Fame is but a slow decay
Even this shall pass away"

Struck with palsy, sore and old
Waiting at the Gates of Gold
Said he with his dying breath
"Life is done, but what is death?"

Then, then in answer to the king
Fell a sunbeam on his ring
Showing by a heavenly ray
Even this shall pass away.
That's it for now.... Have a great Friday!

Ending the "Tech-Fast" (overdue update)

Not that anyone reads my blog anymore at this point, but just in case...
I've been offline for a hyatis, sort of. Started a new job -- actually a whole new career, really. It's a two-year training process with on the job training and progressively increasing responsibility. I'm extremely impressed with the professionalism of the staff working on this program, as well as the level of detail and thoroughness that has obviously been put into the certification process we are all going thru. It is exciting and just a tad overwhelming.

During the past month I've not only been away from my blog and most of my social networking activities, but I've also not even had a work computer until just a couple of days ago. You could say that I've been taking somewhat of a "Tech-Fast."

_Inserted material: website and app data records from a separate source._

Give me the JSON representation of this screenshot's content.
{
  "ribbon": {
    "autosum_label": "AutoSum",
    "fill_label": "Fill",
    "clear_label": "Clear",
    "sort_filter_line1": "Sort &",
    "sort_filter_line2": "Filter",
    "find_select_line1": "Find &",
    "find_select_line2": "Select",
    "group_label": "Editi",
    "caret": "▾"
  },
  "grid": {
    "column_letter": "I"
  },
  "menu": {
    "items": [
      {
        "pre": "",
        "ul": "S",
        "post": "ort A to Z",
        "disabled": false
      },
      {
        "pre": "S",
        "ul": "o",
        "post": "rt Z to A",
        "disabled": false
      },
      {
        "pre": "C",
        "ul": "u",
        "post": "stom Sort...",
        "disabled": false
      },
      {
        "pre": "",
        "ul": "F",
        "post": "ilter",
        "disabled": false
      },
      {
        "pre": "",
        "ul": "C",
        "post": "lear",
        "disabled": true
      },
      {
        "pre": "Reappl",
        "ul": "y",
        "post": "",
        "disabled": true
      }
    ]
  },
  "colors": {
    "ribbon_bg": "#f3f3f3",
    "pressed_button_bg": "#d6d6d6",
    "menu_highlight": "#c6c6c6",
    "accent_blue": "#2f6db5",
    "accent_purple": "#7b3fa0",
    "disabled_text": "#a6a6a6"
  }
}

That said, I've decided to post next on Three "Sticky" Things -- content on the web or in media that have stood out to me over the past two weeks or so.

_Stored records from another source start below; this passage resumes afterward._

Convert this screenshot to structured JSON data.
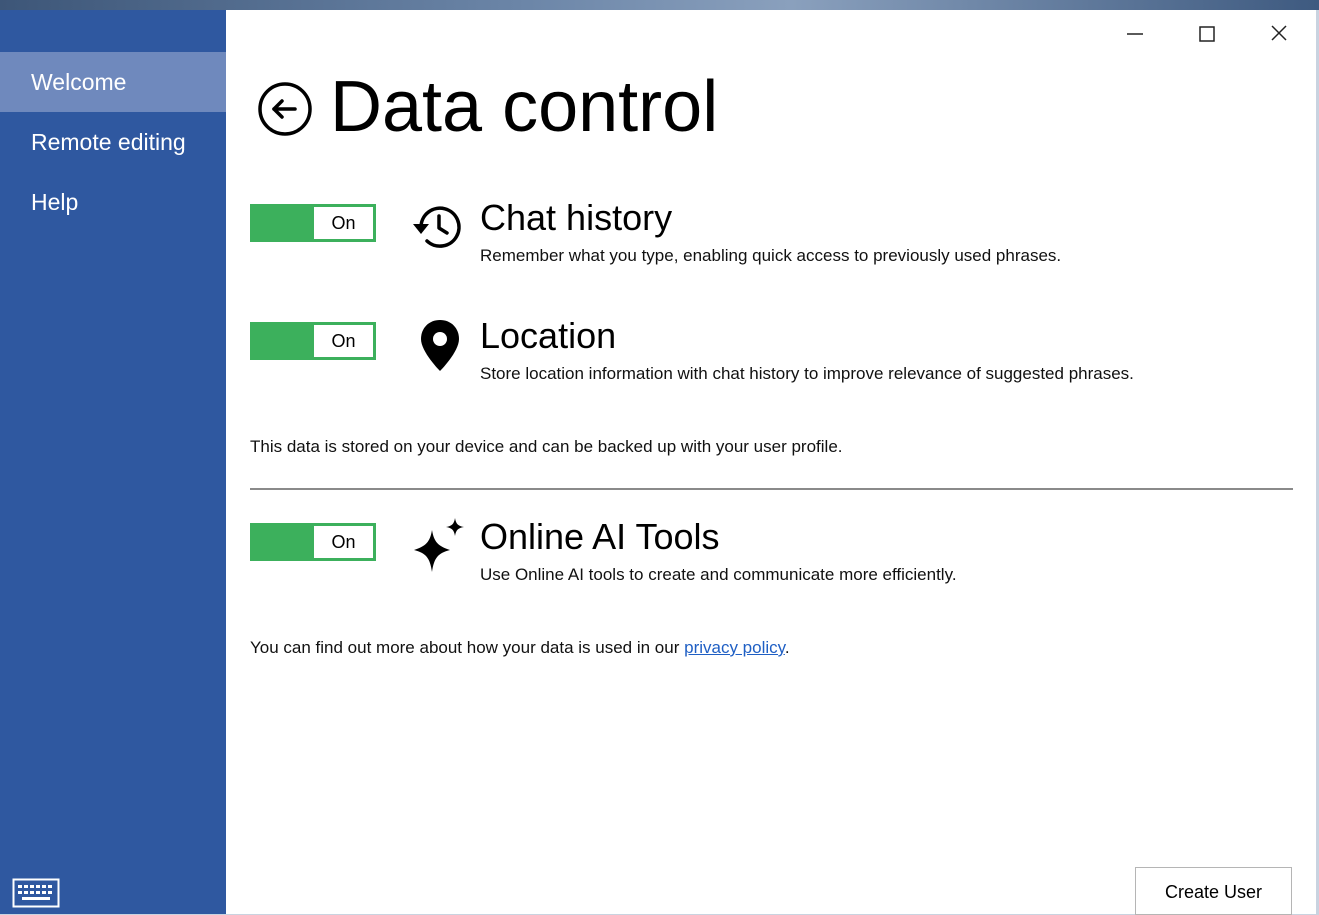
{
  "sidebar": {
    "items": [
      {
        "label": "Welcome",
        "active": true
      },
      {
        "label": "Remote editing",
        "active": false
      },
      {
        "label": "Help",
        "active": false
      }
    ]
  },
  "header": {
    "title": "Data control"
  },
  "settings": [
    {
      "title": "Chat history",
      "description": "Remember what you type, enabling quick access to previously used phrases.",
      "toggle": "On",
      "icon": "history-icon"
    },
    {
      "title": "Location",
      "description": "Store location information with chat history to improve relevance of suggested phrases.",
      "toggle": "On",
      "icon": "location-pin-icon"
    },
    {
      "title": "Online AI Tools",
      "description": "Use Online AI tools to create and communicate more efficiently.",
      "toggle": "On",
      "icon": "sparkle-icon"
    }
  ],
  "storage_note": "This data is stored on your device and can be backed up with your user profile.",
  "privacy_note": {
    "prefix": "You can find out more about how your data is used in our ",
    "link": "privacy policy",
    "suffix": "."
  },
  "footer": {
    "create_user_label": "Create User"
  },
  "colors": {
    "sidebar": "#2f58a0",
    "sidebar_active": "#6f89bd",
    "toggle_on": "#3cb05c",
    "link": "#1f5fc4"
  }
}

Saturday, September 4, 2010

On the “take two verses and call me in the morning” approach

Dr. Mike Emlet of CCEF has written a three-part blog series on how not to use "Bible Bandaids" when interacting with our Saint-Sufferer-Sinner friends. After all, as 'reformed' Christians we rightly  consider ourselves simultaneously Saint and Sinner (Simul Justus et Peccator). Dr. Emlet insightfully adds Sufferer to our identity, which greatly aids the hypothetical conversation that he shares in post #3.
Here are links to the posts:
And here are a few excerpts:

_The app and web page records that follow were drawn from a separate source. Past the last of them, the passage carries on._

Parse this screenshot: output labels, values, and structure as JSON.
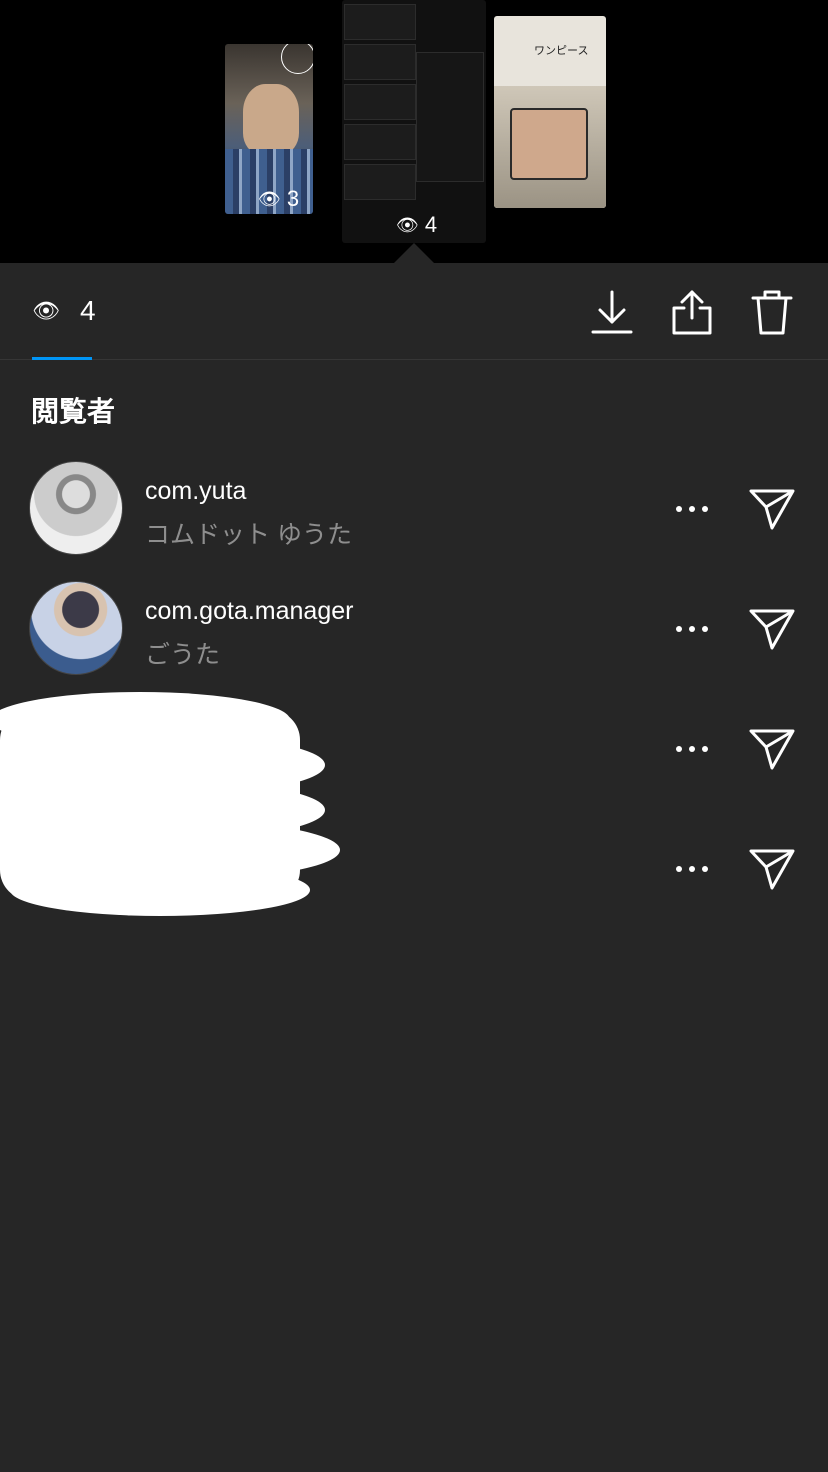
{
  "stories": {
    "left_view_count": "3",
    "center_view_count": "4",
    "right_caption": "ワンピース"
  },
  "toolbar": {
    "view_count": "4",
    "active_tab_color": "#0095f6"
  },
  "section_title": "閲覧者",
  "viewers": [
    {
      "username": "com.yuta",
      "fullname": "コムドット ゆうた"
    },
    {
      "username": "com.gota.manager",
      "fullname": "ごうた"
    },
    {
      "username": "",
      "fullname": ""
    },
    {
      "username": "",
      "fullname": ""
    }
  ],
  "icons": {
    "eye": "eye-icon",
    "download": "download-icon",
    "share": "share-icon",
    "delete": "trash-icon",
    "more": "more-icon",
    "send": "send-icon"
  }
}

"If you tend to view the Bible as a sourcebook for timeless principles in living, you might turn to 1 Cor. 6:18—“Flee from sexual immorality. All other sins a man commits are outside his body, but he who sins sexually sins against his own body.” . . . Or, if you tend to mine the pages of Scripture for examples to follow or avoid you might think of Samson and way in which his heart was led astray by Delilah (Judges 16). Or, if you tend to view the Bible in systematic theological categories, you might engage your student in a discussion of how a holy life is a necessary outgrowth of justification (e.g. James 2:17). Any of these uses of Scripture might be beneficial to your teen, and none are wrong in and of themselves. But something is missing. Or better, someone is missing: the person of Jesus Christ!"
". . . each person—including Joel—is wrestling in some way with two problems. The first is the problem of identity and purpose: who am I and what in the world should I be doing? (This corresponds to God’s address to us as saints.) The second is the problem of evil: evil from outside ourselves (which corresponds to our experience as sufferers) and evil from within ourselves (which corresponds to our experience as sinners.)"
". . . by approaching people as saints, sufferers, and sinners, we are better prepared to bring the riches of Scripture to bear on the realities of life. No more Bible bandaids "
(His posts were adapted from the book: CrossTalk: Where Life & Scripture Meet, New Growth Press, 2009 -- It's going on my "Want To Read" list, right away! )

Friday, September 3, 2010

Loving Our Neighbor, A Heartless Idea?

from Christ is Deeper Still:

In Intellectuals, page 31, Paul Johnson wrote of the poet Shelley, “He burned with a fierce love but it was an abstract flame and the poor mortals who came near it were often scorched. He put ideas before people and his life is a testament to how heartless ideas can be.” It is not enough for (evangelists) to burn with a fierce love. We must burn with a fierce love for Christ the crucified Friend of sinners and for the sinners right there before us who need that Friend. Ideas about Christ can even be heartless. But Christ crucified befriends sinners, and they feel it.

Calvin comments on Galatians 3:1, “Let those who want to discharge the ministry of the gospel aright learn not only to speak and declaim but also to penetrate into consciences, so that men may see Christ crucified and that his blood may flow.” Christ’s blood flowing into the human conscience, setting people free

Sharing the gospel.